Get ready Christa because those paranoid feelings won't end either. I'm in my mid-thirties and my mother is panicking because she won't know what I'm doing while I'm in Ireland next month. She almost hyperventilated when I told her I was spending a weekend with two women I've been friends with online for over a year now. Never mind that she's going off to Italy and Greece while I'm gone-i mean, anything could happen to her there, what's a daughter to think? Like you say, eventually it goes both ways.

21/5/07 11:28 AM  
Blogger Christa M. Miller said...

Norby, that's too funny! I don't think parents look at us as able to be worried, at least not in the same way. Or they think they have to be strong for us forever and ever. Or they simply don't care what we think because they are finally free to do whatever they want. ROFL

Have a great time in Ireland, and hope your mom's time away is likewise fulfilling - and safe!!

23/5/07 10:07 AM  
Anonymous norby said...

When my mom and I went to London together I really saw a different side to my mother. I'm fairly certain that if I hadn't been there she might still be wandering Gatwick Airport looking for her luggage. My only consolation about Italy and Greece is that my dad and two of their friends will be with her. I know she'll have fun, she's just not happy if she's not worried about something.

23/5/07 10:53 AM  
Blogger Christa M. Miller said...

My mother-in-law is the same way - not happy unless worried. What a conundrum. I'm glad she's going with family and friends. Hope she forgets to be worried. And you, too.

23/5/07 9:01 PM  
Blogger pattinase (abbott) said...

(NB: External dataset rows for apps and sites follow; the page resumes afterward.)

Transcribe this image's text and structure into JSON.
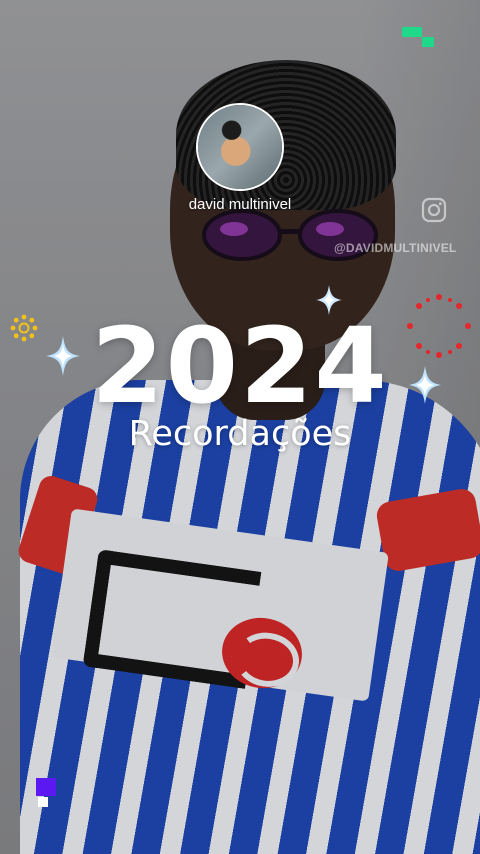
{
  "story": {
    "username": "david multinivel",
    "watermark_handle": "@DAVIDMULTINIVEL",
    "year": "2024",
    "subtitle": "Recordações"
  },
  "icons": {
    "watermark": "instagram-icon",
    "decorations": [
      "sparkle-icon",
      "sun-icon",
      "firework-icon",
      "pixel-blocks-icon"
    ]
  },
  "colors": {
    "text": "#ffffff",
    "pixel_green": "#1ed98a",
    "pixel_purple": "#5b18f0",
    "sun_yellow": "#f2c21b",
    "firework_red": "#e5262b"
  }
}
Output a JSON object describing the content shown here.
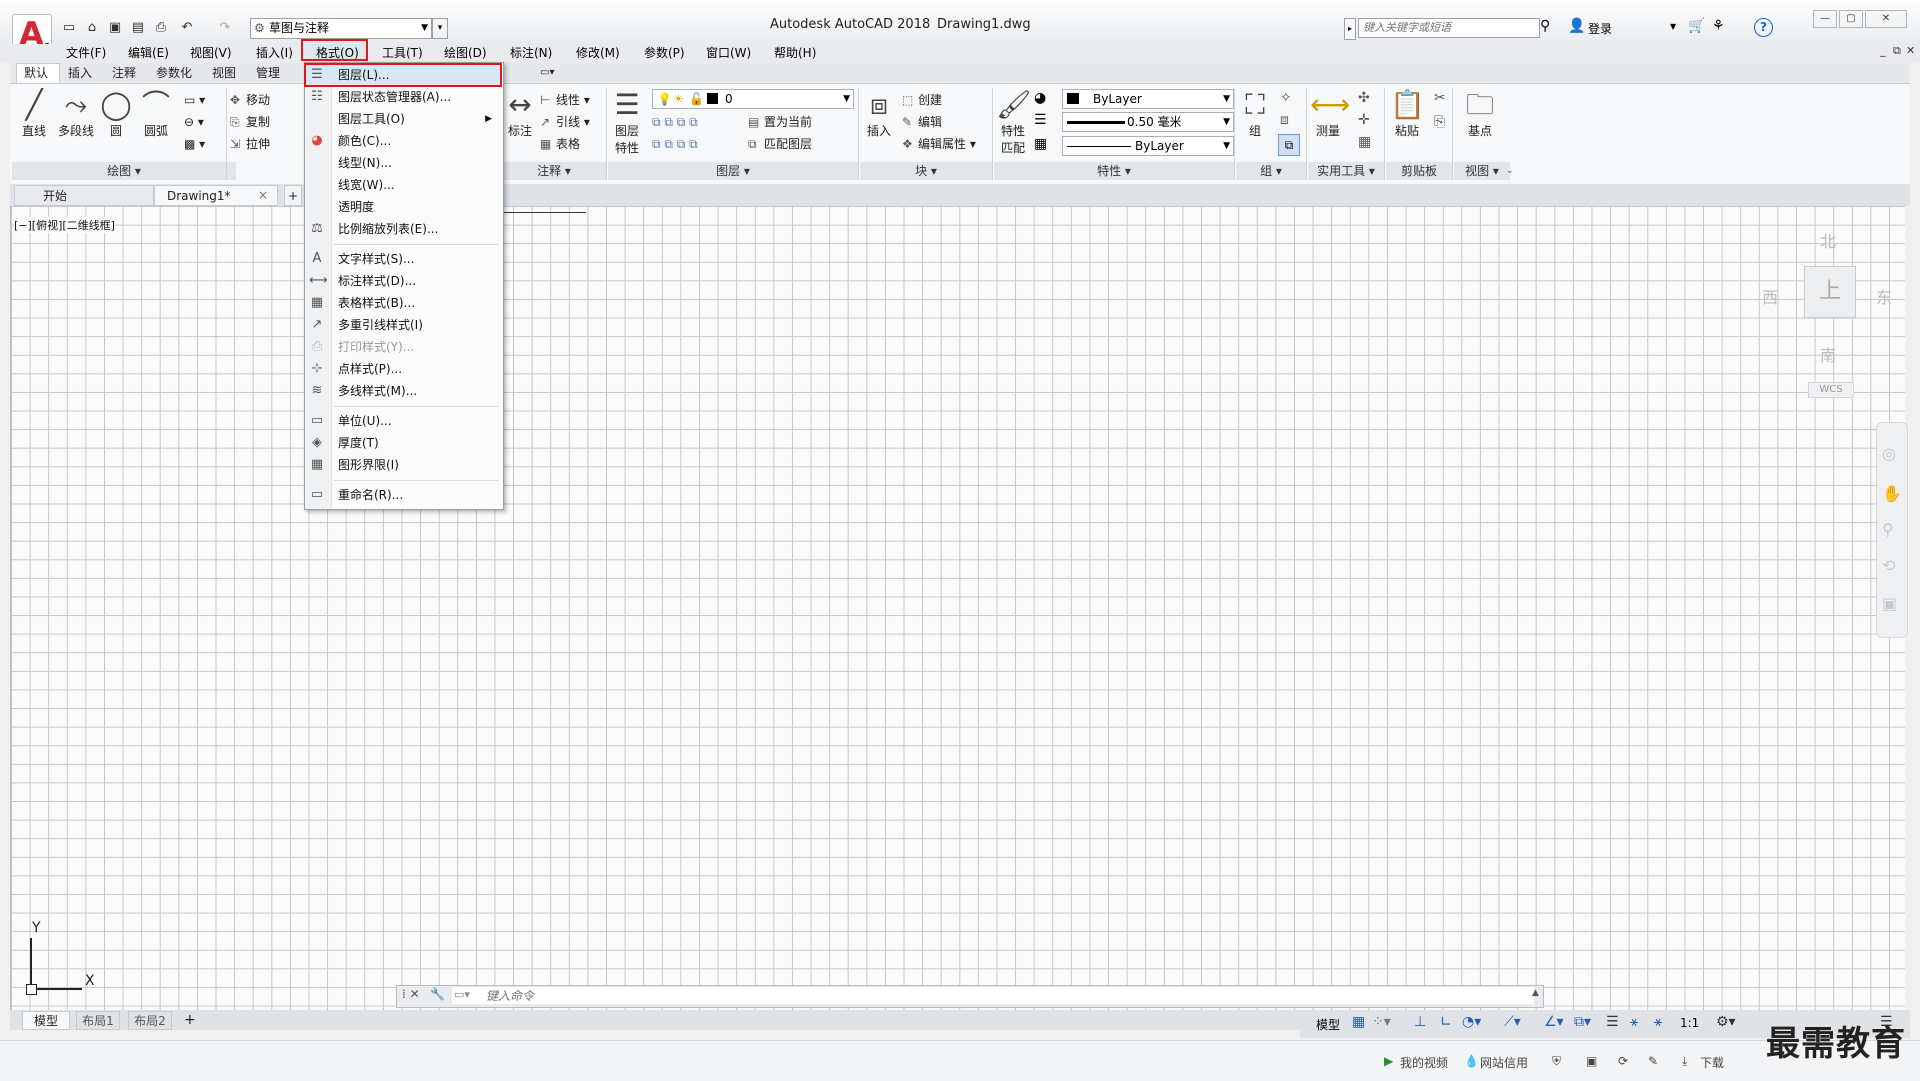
{
  "title_bar": {
    "app_name": "Autodesk AutoCAD 2018",
    "file_name": "Drawing1.dwg",
    "workspace": "草图与注释",
    "search_placeholder": "键入关键字或短语",
    "login_label": "登录"
  },
  "menubar": {
    "items": [
      "文件(F)",
      "编辑(E)",
      "视图(V)",
      "插入(I)",
      "格式(O)",
      "工具(T)",
      "绘图(D)",
      "标注(N)",
      "修改(M)",
      "参数(P)",
      "窗口(W)",
      "帮助(H)"
    ]
  },
  "ribbon_tabs": [
    "默认",
    "插入",
    "注释",
    "参数化",
    "视图",
    "管理"
  ],
  "ribbon": {
    "draw": {
      "line": "直线",
      "polyline": "多段线",
      "circle": "圆",
      "arc": "圆弧",
      "panel_title": "绘图 ▾"
    },
    "modify": {
      "move": "移动",
      "copy": "复制",
      "stretch": "拉伸"
    },
    "annotation": {
      "dimension": "标注",
      "linear": "线性",
      "leader": "引线",
      "table": "表格",
      "panel_title": "注释 ▾"
    },
    "layers": {
      "layer_props": "图层\n特性",
      "layer_value": "0",
      "set_current": "置为当前",
      "match_layer": "匹配图层",
      "panel_title": "图层 ▾"
    },
    "block": {
      "insert": "插入",
      "create": "创建",
      "edit": "编辑",
      "edit_attr": "编辑属性",
      "panel_title": "块 ▾"
    },
    "properties": {
      "match": "特性\n匹配",
      "color": "ByLayer",
      "lineweight": "0.50 毫米",
      "linetype": "ByLayer",
      "panel_title": "特性 ▾"
    },
    "groups": {
      "group": "组",
      "panel_title": "组 ▾"
    },
    "utilities": {
      "measure": "测量",
      "panel_title": "实用工具 ▾"
    },
    "clipboard": {
      "paste": "粘贴",
      "panel_title": "剪贴板"
    },
    "view": {
      "base": "基点",
      "panel_title": "视图 ▾"
    }
  },
  "doc_tabs": {
    "start": "开始",
    "drawing": "Drawing1*",
    "close": "×",
    "add": "+"
  },
  "viewport_label": "[−][俯视][二维线框]",
  "viewcube": {
    "north": "北",
    "south": "南",
    "east": "东",
    "west": "西",
    "top": "上",
    "wcs": "WCS"
  },
  "ucs": {
    "x": "X",
    "y": "Y"
  },
  "command_line": {
    "placeholder": "键入命令"
  },
  "layout_tabs": [
    "模型",
    "布局1",
    "布局2"
  ],
  "status": {
    "model": "模型",
    "scale": "1:1"
  },
  "format_menu": {
    "items": [
      {
        "label": "图层(L)...",
        "icon": "layer-icon"
      },
      {
        "label": "图层状态管理器(A)...",
        "icon": "layer-state-icon"
      },
      {
        "label": "图层工具(O)",
        "icon": "",
        "submenu": true
      },
      {
        "label": "颜色(C)...",
        "icon": "color-wheel-icon"
      },
      {
        "label": "线型(N)...",
        "icon": ""
      },
      {
        "label": "线宽(W)...",
        "icon": ""
      },
      {
        "label": "透明度",
        "icon": ""
      },
      {
        "label": "比例缩放列表(E)...",
        "icon": "scale-list-icon"
      },
      {
        "label": "文字样式(S)...",
        "icon": "text-style-icon"
      },
      {
        "label": "标注样式(D)...",
        "icon": "dim-style-icon"
      },
      {
        "label": "表格样式(B)...",
        "icon": "table-style-icon"
      },
      {
        "label": "多重引线样式(I)",
        "icon": "mleader-style-icon"
      },
      {
        "label": "打印样式(Y)...",
        "icon": "plot-style-icon",
        "disabled": true
      },
      {
        "label": "点样式(P)...",
        "icon": "point-style-icon"
      },
      {
        "label": "多线样式(M)...",
        "icon": "mline-style-icon"
      },
      {
        "label": "单位(U)...",
        "icon": "units-icon"
      },
      {
        "label": "厚度(T)",
        "icon": "thickness-icon"
      },
      {
        "label": "图形界限(I)",
        "icon": "limits-icon"
      },
      {
        "label": "重命名(R)...",
        "icon": "rename-icon"
      }
    ]
  },
  "browser_bar": {
    "my_video": "我的视频",
    "credit": "网站信用",
    "download": "下载"
  },
  "watermark": "最需教育",
  "colors": {
    "accent_red": "#e01818",
    "autocad_red": "#d6262f",
    "status_blue": "#1e5fb3"
  }
}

having just endured the agony of the Madeleine McCann kidnapping on British TV, paranoia is just being sensible. Let it rip.

25/5/07 5:28 PM  

Post a Comment

<< Home